Dia de los Muertos, or Day of the Dead, is a holiday focused on venerating the souls and lives of people who have passed away. During this day of celebration Munoz handed out Pan de Muerto, Mexican sweet bread that is traditionally eaten for the holiday that is decorated with sugar to represent bones. She also taught her students about the significant holiday items and what they represent.

“We go over the cempasuchil (marigolds), which are flowers that depict how it is believed that the spirits are going to find their way by seeing the brightness of those petals of the flowers. We talk about las calacas (skeletons) and how they continue to live in the world beyond,” Munoz said.

The holiday is separated into three days, each with distinct intentions. Munoz had her students get read source url y for her classroom celebration on Nov. 3 by completing projects on each of these days.

“During the days we were preparing by constructing [paper] coffins. We were involved with the whole process to have a more in depth understanding,” Munoz said.
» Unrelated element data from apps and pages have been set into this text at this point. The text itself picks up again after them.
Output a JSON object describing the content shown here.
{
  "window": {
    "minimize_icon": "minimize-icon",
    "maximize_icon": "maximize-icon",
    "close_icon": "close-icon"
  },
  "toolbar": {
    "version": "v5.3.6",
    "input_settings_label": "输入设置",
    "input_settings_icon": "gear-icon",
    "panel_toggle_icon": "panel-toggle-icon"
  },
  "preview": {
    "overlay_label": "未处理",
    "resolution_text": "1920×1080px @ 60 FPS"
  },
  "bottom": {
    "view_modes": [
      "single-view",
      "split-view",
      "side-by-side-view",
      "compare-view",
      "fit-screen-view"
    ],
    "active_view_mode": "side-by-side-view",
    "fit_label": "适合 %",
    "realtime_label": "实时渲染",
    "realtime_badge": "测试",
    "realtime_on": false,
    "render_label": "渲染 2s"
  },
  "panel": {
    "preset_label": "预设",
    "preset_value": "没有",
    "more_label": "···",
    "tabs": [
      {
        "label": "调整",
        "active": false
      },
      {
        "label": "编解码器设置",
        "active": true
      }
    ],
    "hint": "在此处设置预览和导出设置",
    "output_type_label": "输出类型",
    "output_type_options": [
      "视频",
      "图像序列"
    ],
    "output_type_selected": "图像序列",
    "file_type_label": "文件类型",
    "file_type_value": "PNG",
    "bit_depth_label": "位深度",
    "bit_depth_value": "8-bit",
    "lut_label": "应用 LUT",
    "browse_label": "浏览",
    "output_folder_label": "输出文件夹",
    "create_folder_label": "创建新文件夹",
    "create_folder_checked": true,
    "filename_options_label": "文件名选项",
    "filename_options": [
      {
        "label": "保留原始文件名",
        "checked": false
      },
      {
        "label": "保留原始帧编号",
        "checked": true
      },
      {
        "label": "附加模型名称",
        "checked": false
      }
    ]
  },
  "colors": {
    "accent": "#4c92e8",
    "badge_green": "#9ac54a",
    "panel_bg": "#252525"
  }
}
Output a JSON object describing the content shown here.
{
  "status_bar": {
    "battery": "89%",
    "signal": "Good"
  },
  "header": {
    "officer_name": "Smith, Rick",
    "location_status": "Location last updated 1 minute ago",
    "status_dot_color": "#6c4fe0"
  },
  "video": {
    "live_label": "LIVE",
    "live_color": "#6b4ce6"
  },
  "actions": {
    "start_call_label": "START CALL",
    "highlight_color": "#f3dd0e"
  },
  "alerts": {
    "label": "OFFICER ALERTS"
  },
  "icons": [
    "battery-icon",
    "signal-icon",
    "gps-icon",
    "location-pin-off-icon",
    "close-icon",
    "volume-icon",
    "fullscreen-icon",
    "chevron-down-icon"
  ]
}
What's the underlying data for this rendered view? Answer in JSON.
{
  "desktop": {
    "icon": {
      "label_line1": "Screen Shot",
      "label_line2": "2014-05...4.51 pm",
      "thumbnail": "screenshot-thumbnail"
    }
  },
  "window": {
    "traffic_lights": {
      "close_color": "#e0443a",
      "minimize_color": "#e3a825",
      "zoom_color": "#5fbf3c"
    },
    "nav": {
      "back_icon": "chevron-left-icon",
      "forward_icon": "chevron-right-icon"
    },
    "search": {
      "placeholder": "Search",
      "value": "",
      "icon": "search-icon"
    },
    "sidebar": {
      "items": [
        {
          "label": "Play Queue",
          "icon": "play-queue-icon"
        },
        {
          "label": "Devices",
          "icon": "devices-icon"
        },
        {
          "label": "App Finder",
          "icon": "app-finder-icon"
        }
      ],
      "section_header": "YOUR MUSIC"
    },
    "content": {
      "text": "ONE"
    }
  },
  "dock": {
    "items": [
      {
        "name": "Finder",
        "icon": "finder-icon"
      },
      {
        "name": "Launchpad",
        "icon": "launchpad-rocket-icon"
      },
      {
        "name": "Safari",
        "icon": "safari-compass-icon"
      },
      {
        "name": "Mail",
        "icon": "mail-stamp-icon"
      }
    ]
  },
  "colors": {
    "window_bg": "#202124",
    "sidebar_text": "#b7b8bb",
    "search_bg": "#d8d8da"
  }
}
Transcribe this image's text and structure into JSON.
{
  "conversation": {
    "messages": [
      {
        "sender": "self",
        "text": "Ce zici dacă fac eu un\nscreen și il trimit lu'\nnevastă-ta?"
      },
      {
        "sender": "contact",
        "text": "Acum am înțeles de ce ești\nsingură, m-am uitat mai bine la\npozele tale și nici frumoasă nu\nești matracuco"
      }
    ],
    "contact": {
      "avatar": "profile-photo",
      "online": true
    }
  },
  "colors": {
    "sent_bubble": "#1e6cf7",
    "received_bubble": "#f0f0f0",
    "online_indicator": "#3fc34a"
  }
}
Although the class made coffins, many others who celebrate create altars or decorate the tombstones of their loved ones. For some, this is a very meaningful holiday.

“It is to celebrate the people that we love who have passed away, to reach out to them and let them know that they are here with us no matter what,” junior and Spanish 3-4 student Ezrah Guerrero said.

Munoz has taught within the SUHSD for almost thirty years. The location of the school district is one of the reasons she celebrates this holiday.
“Since we have such a strong connection to Mexico, people in the community should have more of an understanding of what their culture is,” Munoz said.

Even though the holiday goes all the way back to Mayan civilization, many students are unfamiliar with it. Introducing this holiday to Spanish students helps create a deeper knowledge.

“Learning about Day of the Dead in a Spanish class will help tie together real world applications of the language. By learning these things I have been able to understand the world around me,” sophomore and Spanish 3-4 student Ariana Stratton said.

In addition, exposure to Dia de los Muertos offers more than just knowledge on the Spanish language and culture. Participating in this holiday enables some students of Latin descent to make a more personal connection to the holiday.

“I am half mexican myself and I don’t celebrate the Day of the Dead. I want to connect back to my family. I will definitely look into celebrating again,” Stratton said.

Munoz also wants to show global outlooks on general ideas, such as death. By introducing students at BVH to the holiday she is able to contrast western and Latin ideologies.

“The western civilization see death as being so finalized and mysterious. People fear it. The indigenous culture doesn’t see it that way, they see it as a celebration to continue beyond the state of living,” Munoz said.

Celebrating Dia de los Muertos with her students is something that Munoz plans to continue in the upcoming years. It allows students to not only learn about the holiday, but also learn many different aspects of the world.

“It is extremely important to learn about these cultures in high school because if we open our minds and embrace other cultures it will lead us to eventually move away from hatred towards other cultures,” Stratton said.  “If we educate ourselves then we can learn and not have a reason for hatred.”